…a good photographer and a great photographer?
Well there are many answers to this. I guess it depends on where in the creative cog you fit. For me there are two answers, and they are based purely on my personal experiences over the last few years.
One, the speed at which the photographer works. I’ve noticed great photographers work very fast. They know what they want, and they go in for the kill. A great photographer knows when to stop. He’s taken the money shot. Job done. Why take more? If your editorial only requires 8 shots, why take 108? A good photographer may be able to achieve 4 looks in a session. A great photographer will double that, dependent in all cases on styling, hair and make up adjustments.

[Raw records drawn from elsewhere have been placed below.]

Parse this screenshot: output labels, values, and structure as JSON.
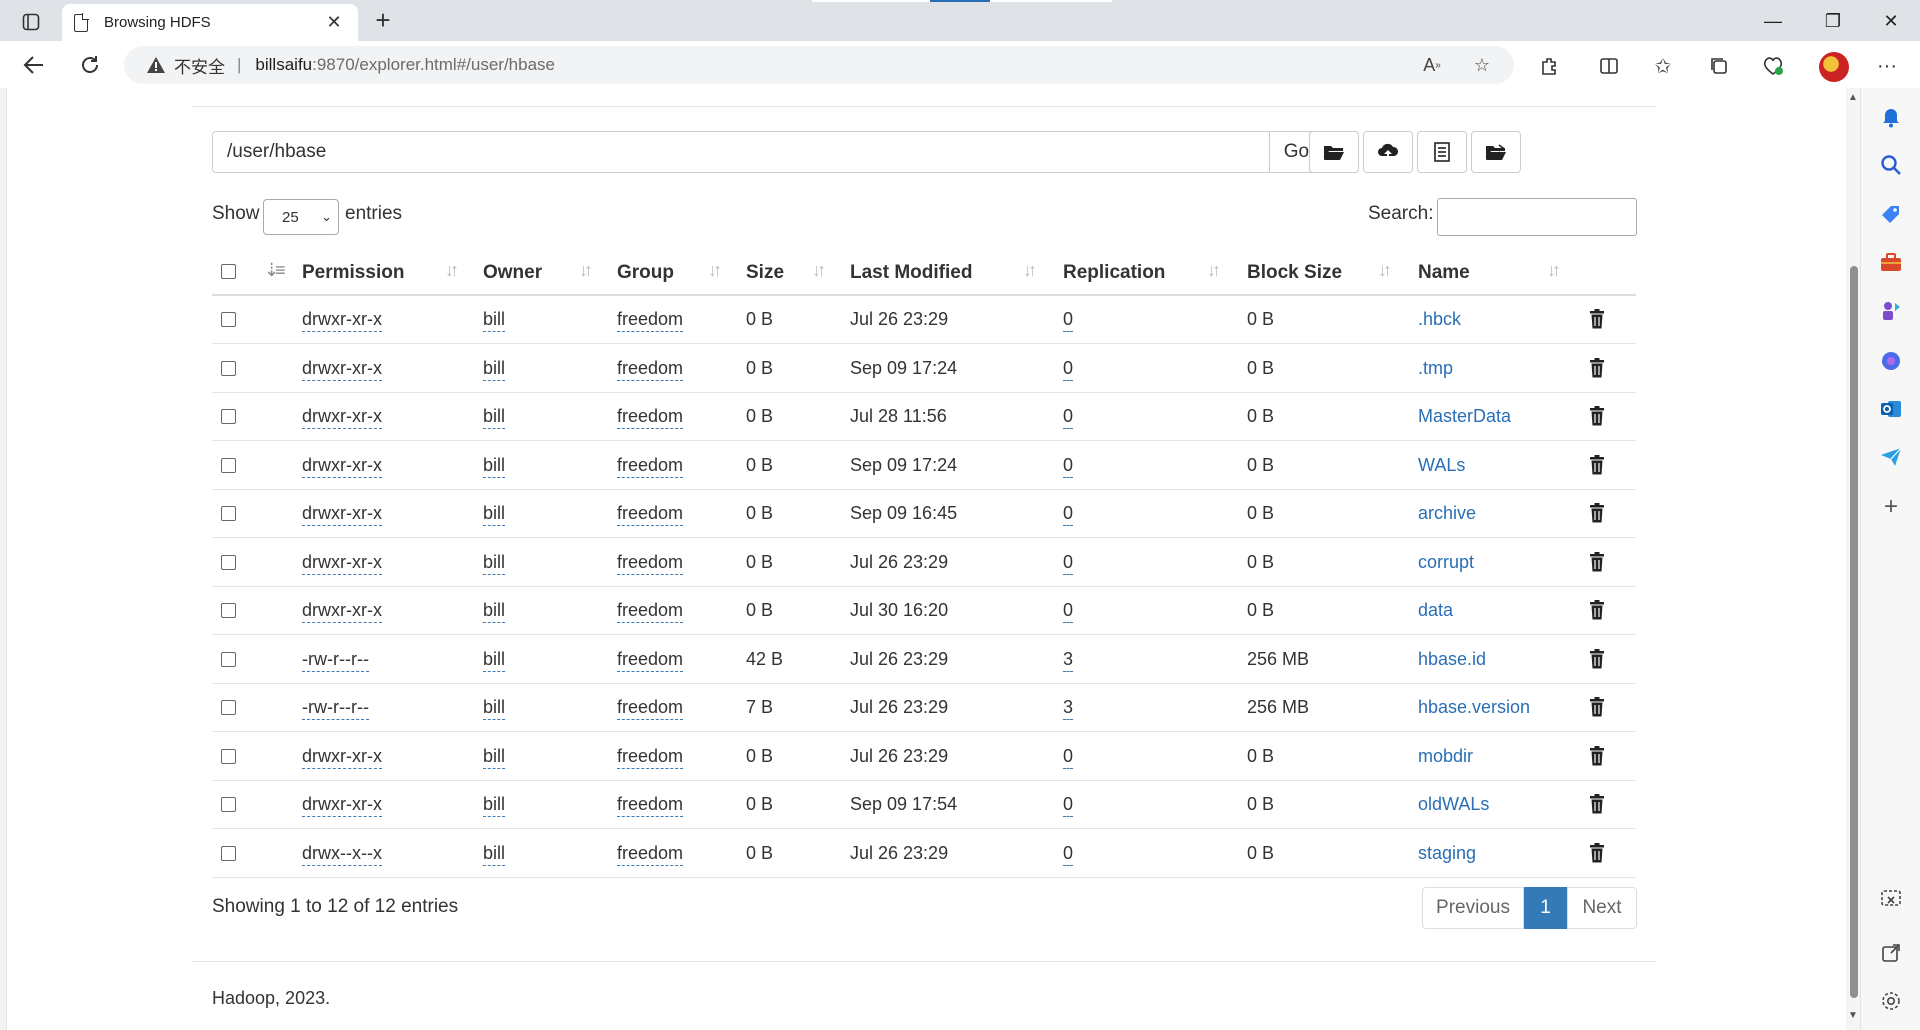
{
  "browser": {
    "tab_title": "Browsing HDFS",
    "tab_close": "✕",
    "new_tab": "+",
    "security_label": "不安全",
    "url_host": "billsaifu",
    "url_path": ":9870/explorer.html#/user/hbase",
    "minimize": "—",
    "restore": "❐",
    "close": "✕"
  },
  "page": {
    "path_value": "/user/hbase",
    "go_label": "Go!",
    "show_label": "Show",
    "entries_select": "25",
    "entries_label": "entries",
    "search_label": "Search:",
    "columns": [
      "Permission",
      "Owner",
      "Group",
      "Size",
      "Last Modified",
      "Replication",
      "Block Size",
      "Name"
    ],
    "rows": [
      {
        "permission": "drwxr-xr-x",
        "owner": "bill",
        "group": "freedom",
        "size": "0 B",
        "modified": "Jul 26 23:29",
        "replication": "0",
        "block_size": "0 B",
        "name": ".hbck"
      },
      {
        "permission": "drwxr-xr-x",
        "owner": "bill",
        "group": "freedom",
        "size": "0 B",
        "modified": "Sep 09 17:24",
        "replication": "0",
        "block_size": "0 B",
        "name": ".tmp"
      },
      {
        "permission": "drwxr-xr-x",
        "owner": "bill",
        "group": "freedom",
        "size": "0 B",
        "modified": "Jul 28 11:56",
        "replication": "0",
        "block_size": "0 B",
        "name": "MasterData"
      },
      {
        "permission": "drwxr-xr-x",
        "owner": "bill",
        "group": "freedom",
        "size": "0 B",
        "modified": "Sep 09 17:24",
        "replication": "0",
        "block_size": "0 B",
        "name": "WALs"
      },
      {
        "permission": "drwxr-xr-x",
        "owner": "bill",
        "group": "freedom",
        "size": "0 B",
        "modified": "Sep 09 16:45",
        "replication": "0",
        "block_size": "0 B",
        "name": "archive"
      },
      {
        "permission": "drwxr-xr-x",
        "owner": "bill",
        "group": "freedom",
        "size": "0 B",
        "modified": "Jul 26 23:29",
        "replication": "0",
        "block_size": "0 B",
        "name": "corrupt"
      },
      {
        "permission": "drwxr-xr-x",
        "owner": "bill",
        "group": "freedom",
        "size": "0 B",
        "modified": "Jul 30 16:20",
        "replication": "0",
        "block_size": "0 B",
        "name": "data"
      },
      {
        "permission": "-rw-r--r--",
        "owner": "bill",
        "group": "freedom",
        "size": "42 B",
        "modified": "Jul 26 23:29",
        "replication": "3",
        "block_size": "256 MB",
        "name": "hbase.id"
      },
      {
        "permission": "-rw-r--r--",
        "owner": "bill",
        "group": "freedom",
        "size": "7 B",
        "modified": "Jul 26 23:29",
        "replication": "3",
        "block_size": "256 MB",
        "name": "hbase.version"
      },
      {
        "permission": "drwxr-xr-x",
        "owner": "bill",
        "group": "freedom",
        "size": "0 B",
        "modified": "Jul 26 23:29",
        "replication": "0",
        "block_size": "0 B",
        "name": "mobdir"
      },
      {
        "permission": "drwxr-xr-x",
        "owner": "bill",
        "group": "freedom",
        "size": "0 B",
        "modified": "Sep 09 17:54",
        "replication": "0",
        "block_size": "0 B",
        "name": "oldWALs"
      },
      {
        "permission": "drwx--x--x",
        "owner": "bill",
        "group": "freedom",
        "size": "0 B",
        "modified": "Jul 26 23:29",
        "replication": "0",
        "block_size": "0 B",
        "name": "staging"
      }
    ],
    "info": "Showing 1 to 12 of 12 entries",
    "pager": {
      "previous": "Previous",
      "current": "1",
      "next": "Next"
    },
    "footer": "Hadoop, 2023."
  },
  "colors": {
    "link": "#2a6fb5",
    "accent": "#337ab7"
  }
}
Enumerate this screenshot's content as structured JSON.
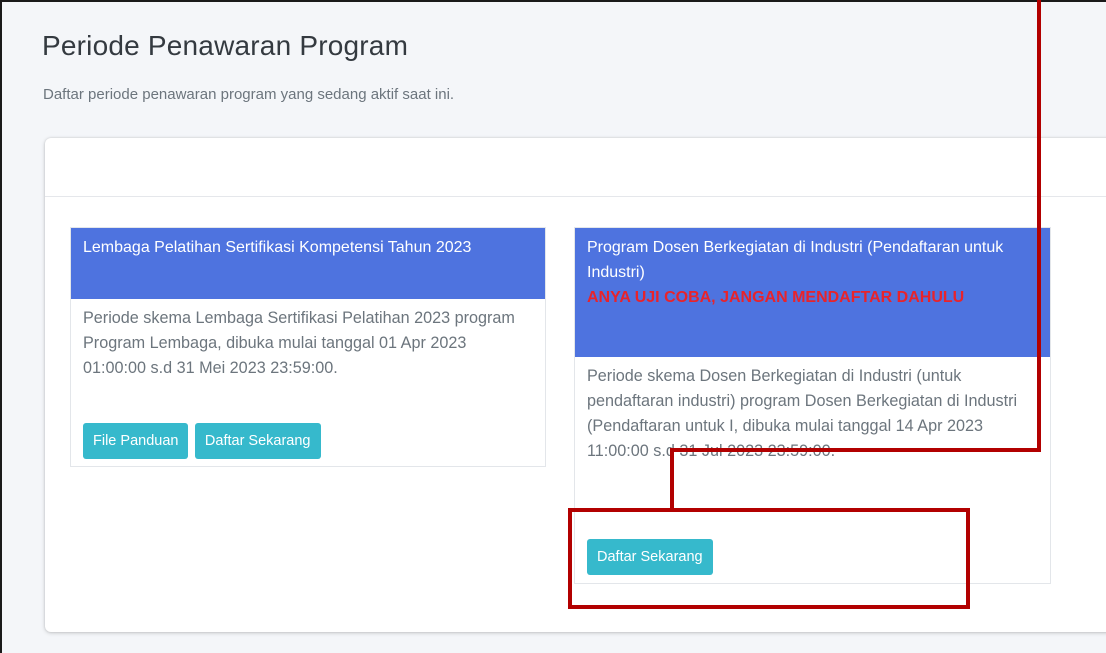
{
  "page": {
    "title": "Periode Penawaran Program",
    "subtitle": "Daftar periode penawaran program yang sedang aktif saat ini."
  },
  "programs": [
    {
      "title": "Lembaga Pelatihan Sertifikasi Kompetensi Tahun 2023",
      "warning": "",
      "description": "Periode skema Lembaga Sertifikasi Pelatihan 2023 program Program Lembaga, dibuka mulai tanggal 01 Apr 2023 01:00:00 s.d 31 Mei 2023 23:59:00.",
      "buttons": [
        "File Panduan",
        "Daftar Sekarang"
      ]
    },
    {
      "title": "Program Dosen Berkegiatan di Industri (Pendaftaran untuk Industri)",
      "warning": "ANYA UJI COBA, JANGAN MENDAFTAR DAHULU",
      "description": "Periode skema Dosen Berkegiatan di Industri (untuk pendaftaran industri) program Dosen Berkegiatan di Industri (Pendaftaran untuk I, dibuka mulai tanggal 14 Apr 2023 11:00:00 s.d 31 Jul 2023 23:59:00.",
      "buttons": [
        "Daftar Sekarang"
      ]
    }
  ],
  "colors": {
    "card_header": "#4e73df",
    "button": "#36b9cc",
    "warning_text": "#e8232b",
    "annotation": "#b20000"
  }
}
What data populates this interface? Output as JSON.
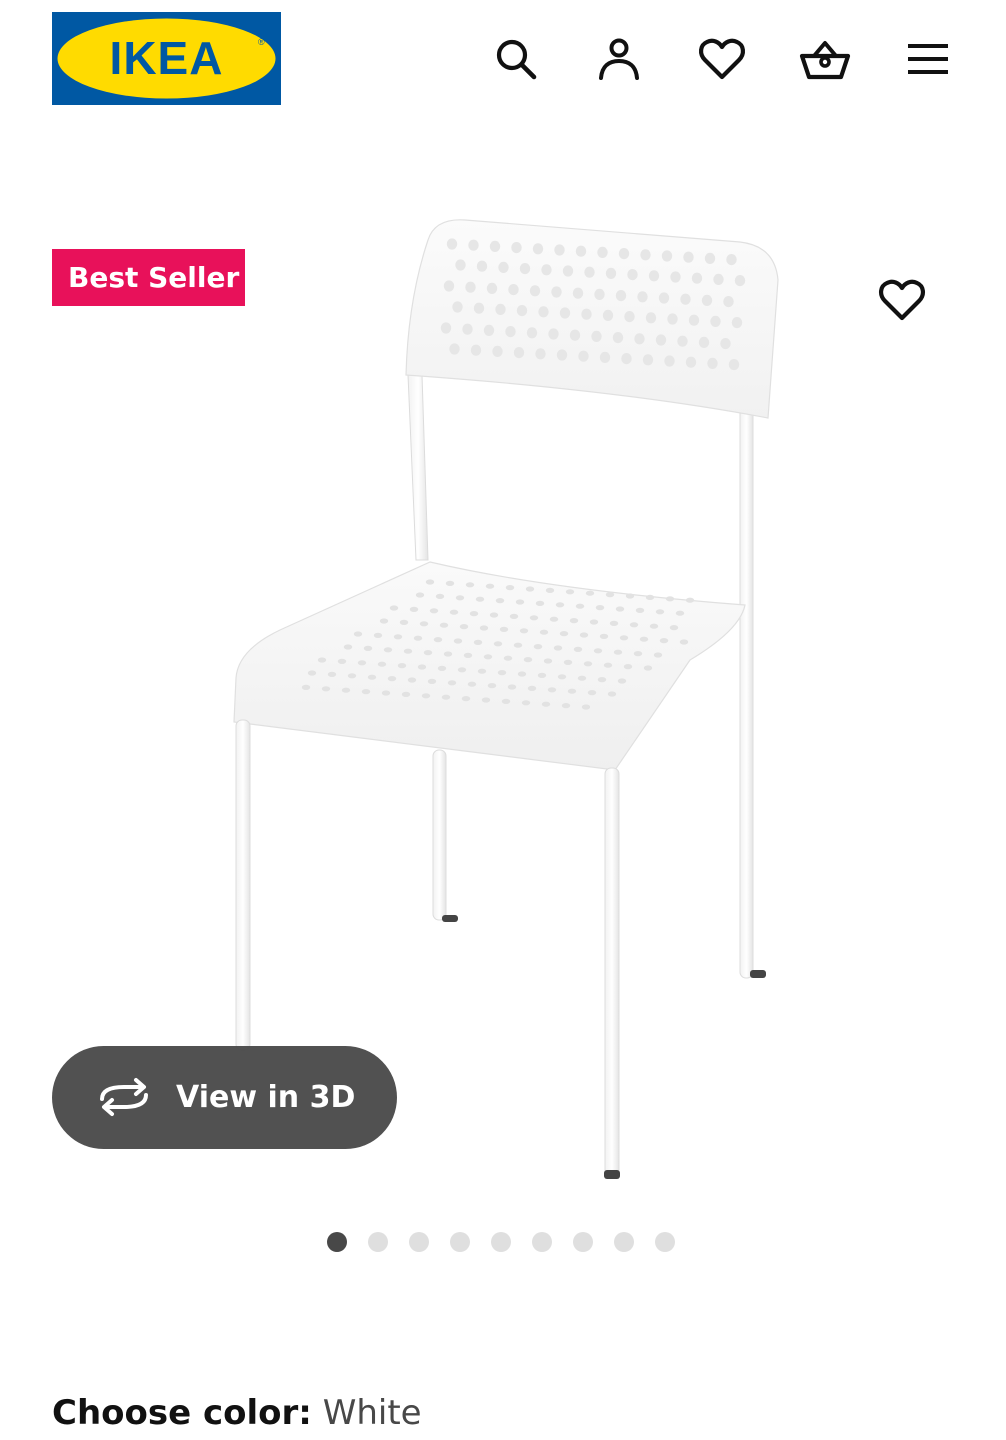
{
  "header": {
    "logo_text": "IKEA",
    "icons": [
      "search-icon",
      "account-icon",
      "heart-icon",
      "basket-icon",
      "menu-icon"
    ]
  },
  "product": {
    "badge": "Best Seller",
    "view_3d_label": "View in 3D",
    "carousel": {
      "count": 9,
      "active_index": 0
    },
    "color_label": "Choose color:",
    "color_value": "White"
  },
  "colors": {
    "ikea_blue": "#0058a3",
    "ikea_yellow": "#ffdb00",
    "badge_pink": "#e8115a",
    "view3d_bg": "#484848",
    "dot_active": "#484848",
    "dot_inactive": "#dfdfdf"
  }
}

Two, the post edit fiasco. There’s nothing more likely to make my heart sink than a photographer who sends me a lot of post edits to choose from. Especially when they’ve got no intention of letting me have my final choices anyway (you all know who you are). Please don’t send me 900 images to pick my favourites from. If I pick a really shit picture are you going to edit it for me and put your logo on it? Not if you’re a great photographer you won’t. You see, a great photographer won’t send you that many pictures. He already knows which are the best ones.
Before I see anything, the list will have been whittled down to the final choices he or she would be happy to have his brand associated with. Then they’ll pop them over for a final check with the team players to make sure nothing’s been missed. The photographer looks for great editorial, the designer for clear images of the product and the MUA/HA needs a good clear shot of their handiwork.
We all want images that are going to be good for our brand but we all have a slightly different agenda. Hobbyists are looking for creative gratification on their level. Professionals are looking for the shot that pushes them one more step up the ladder.
I’m not down on anyone who isn’t aiming for that top rung and I’m happy to work with anyone who puts the effort into their work. We all have to start somewhere and the learning curve takes as long as it takes. But if your aspirations are to turn this into a career move, you need to be efficient, clean, quick, confident and know what you want.